So one factor is whether we believe that the people using the language
have consciousness of what they're doing and they're not drunken. :)

Anyway, I do agree that the comitee thinks about those things much deeper.
Discussions in newsgroups may give them interesting ideas though.
Stelios
Jul 19 '05 #36

P: n/a
On Wed, 12 Nov 2003 02:34:46 -0800, stelios xanthakis wrote:
int foo (int&)
int bar ()
{
int i;
foo (i);
}

Here references guarantee that foo will not store the address of 'i' in
a place which will remain there *after* bar has returned, causing lots
of trouble.
Eh?

void store_pointer(int*);

int foo (int& x) {
store_pointer(&x);
}
Allowing to "dereference" references gives more interesting
possibilities (for example: dereference (ri == rj), to see that
references point to
if (&ri == &rj) {
printf("ri and rj reference the same object\n");
}
same thing), and more ways to screw up (for example: delete dereference
ri). So one factor is whether we believe that the people using the
language have consciousness of what they're doing and they're not
drunken. :)


The point of references is that you can conveniently make a function that
is called without performing copying of it's parameters and can modify the
actual parameters (instead of a copy of them) without having to muck about
with pointer syntax.

compare:

void add42(int* value) {
*value +=42;
}

void add42(int& value) {
value += 42;
}

Now if the function was a little more advanced perhaps with several
parameters that shall be modified using a reference instead of a pointer
could make the code a lot clearer.

--
NPV

"the large print giveth, and the small print taketh away"
Tom Waits - Step right up

Jul 19 '05 #37

P: n/a
"Gary Labowitz" <gl*******@comcast.net> wrote...
"Victor Bazarov" <v.********@comAcast.net> wrote in message
news:7B7sb.125267$ao4.386072@attbi_s51...
"Gary Labowitz" <gl*******@comcast.net> wrote...
[...]
But I take it you can put a reference as a data member of a class and in creating an instance set the reference using a parameter.
This would satisfy assignment of a reference at runtime, wouldn't it?
No. It's not "assignment". It's "initialisation". Look it up.


Yes, of course, but what I am saying is: Can you set up a class with a
reference member, initialize it when the object is created and then use

it. By creating a new object of that class anytime you want to dynamically
"assign" that reference it satisfies the OP's question.
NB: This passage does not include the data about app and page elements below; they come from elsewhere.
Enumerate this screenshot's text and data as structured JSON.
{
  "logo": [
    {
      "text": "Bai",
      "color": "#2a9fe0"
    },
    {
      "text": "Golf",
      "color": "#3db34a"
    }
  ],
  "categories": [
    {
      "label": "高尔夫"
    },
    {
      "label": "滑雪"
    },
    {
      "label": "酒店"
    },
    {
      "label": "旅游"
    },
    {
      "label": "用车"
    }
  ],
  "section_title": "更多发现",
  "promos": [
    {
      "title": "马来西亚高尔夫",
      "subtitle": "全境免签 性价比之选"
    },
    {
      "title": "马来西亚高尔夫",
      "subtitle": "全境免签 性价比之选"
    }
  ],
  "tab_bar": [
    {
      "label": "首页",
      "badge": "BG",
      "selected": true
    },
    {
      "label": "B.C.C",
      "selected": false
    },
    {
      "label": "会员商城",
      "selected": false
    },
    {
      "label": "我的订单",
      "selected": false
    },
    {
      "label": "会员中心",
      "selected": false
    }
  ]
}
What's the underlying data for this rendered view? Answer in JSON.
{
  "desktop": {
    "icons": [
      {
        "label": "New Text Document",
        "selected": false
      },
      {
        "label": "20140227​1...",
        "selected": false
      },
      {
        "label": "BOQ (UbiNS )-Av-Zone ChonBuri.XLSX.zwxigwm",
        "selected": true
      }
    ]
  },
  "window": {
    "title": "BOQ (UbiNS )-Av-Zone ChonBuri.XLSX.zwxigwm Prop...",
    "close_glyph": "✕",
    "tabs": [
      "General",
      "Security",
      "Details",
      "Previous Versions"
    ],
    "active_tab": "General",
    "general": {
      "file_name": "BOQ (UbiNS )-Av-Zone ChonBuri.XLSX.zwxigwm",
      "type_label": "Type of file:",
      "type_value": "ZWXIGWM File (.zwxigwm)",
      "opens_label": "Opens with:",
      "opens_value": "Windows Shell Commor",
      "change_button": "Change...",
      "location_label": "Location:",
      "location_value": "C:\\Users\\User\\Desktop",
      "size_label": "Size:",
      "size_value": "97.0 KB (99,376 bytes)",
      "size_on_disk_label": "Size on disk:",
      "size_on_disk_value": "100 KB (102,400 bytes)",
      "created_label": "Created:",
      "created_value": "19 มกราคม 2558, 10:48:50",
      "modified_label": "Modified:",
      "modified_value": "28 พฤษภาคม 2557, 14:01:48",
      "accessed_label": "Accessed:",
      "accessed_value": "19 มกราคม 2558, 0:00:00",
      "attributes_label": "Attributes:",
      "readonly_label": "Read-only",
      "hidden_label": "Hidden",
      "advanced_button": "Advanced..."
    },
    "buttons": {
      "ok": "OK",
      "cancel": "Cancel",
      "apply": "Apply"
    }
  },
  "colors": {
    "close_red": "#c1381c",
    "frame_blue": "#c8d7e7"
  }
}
Doesn't it?


I don't think so. Every time you instantiate such a class, you create
a _new_ reference, not _reuse_ the same one.

There is no need to play with words (and use double quotes) when it
comes to the language. Especially there is no need to substitute one
term with another when both are used with different meanings:
"an initialisation" is never "an assignment" and vice versa (you may
remove the double quotes and you will still have the true statement).

Victor

Jul 19 '05 #38

This discussion thread is closed

Replies have been disabled for this discussion.